South African Journal of Science
versión On-line ISSN 1996-7489
versión impresa ISSN 0038-2353
A small portable eletronic device, named a blood electrometer (BEM), was developed to measure packed cell volume, which can be related to haematocrit (Hct). The electronic circuitry is simple and constructed from standard components. Being battery powered, the device is suitable for bedside or field use ('point-of-care-testing') without specialized training. The effects of temperature, anticoagulants, lipid content, electrode type and different BEM electronic circuits on measurement accuracy were evaluated. A method for calibrating the instrument with a sodium chloride calibrator was also devised and evaluated for measurement accuracy. The response of the BEM to Hct is non-linear; a binomial regression function was used to fit the non-linear response to provide accurate Hct values from BEM readings over a wide range of measurements. The BEM response curve is sensitive to the anticoagulant type used, but specific binomial functions reduce error to between -3.1% and +3.3% Hct units.
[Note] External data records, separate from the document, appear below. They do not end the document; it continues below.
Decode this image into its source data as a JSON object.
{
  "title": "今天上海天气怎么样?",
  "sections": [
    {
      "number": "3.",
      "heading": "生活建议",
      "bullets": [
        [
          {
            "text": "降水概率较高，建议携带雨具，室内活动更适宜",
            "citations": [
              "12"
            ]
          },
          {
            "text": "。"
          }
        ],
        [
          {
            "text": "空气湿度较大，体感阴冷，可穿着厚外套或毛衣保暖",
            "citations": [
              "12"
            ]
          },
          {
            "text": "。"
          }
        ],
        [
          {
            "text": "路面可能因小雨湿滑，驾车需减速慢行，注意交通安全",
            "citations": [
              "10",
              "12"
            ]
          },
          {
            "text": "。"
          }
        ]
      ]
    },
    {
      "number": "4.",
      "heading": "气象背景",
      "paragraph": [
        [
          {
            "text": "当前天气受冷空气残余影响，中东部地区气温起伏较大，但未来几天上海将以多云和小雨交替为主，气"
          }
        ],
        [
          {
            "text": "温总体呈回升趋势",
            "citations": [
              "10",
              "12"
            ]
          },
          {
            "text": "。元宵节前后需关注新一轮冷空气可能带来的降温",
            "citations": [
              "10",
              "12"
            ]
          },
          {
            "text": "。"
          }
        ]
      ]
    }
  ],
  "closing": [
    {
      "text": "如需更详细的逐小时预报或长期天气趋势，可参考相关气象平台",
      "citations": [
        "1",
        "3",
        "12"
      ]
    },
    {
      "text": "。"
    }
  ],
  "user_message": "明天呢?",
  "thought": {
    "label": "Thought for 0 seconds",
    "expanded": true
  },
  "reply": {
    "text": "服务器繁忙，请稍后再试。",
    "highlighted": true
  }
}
Lipids do not significantly affect BEM readings, even at high concentrations of 9.8 mmol/l. We conclude that the BEM can be relied on for acceptably accurate Hct measurements under a variety of conditions, and can be used for the indirect determination of packed cell volume.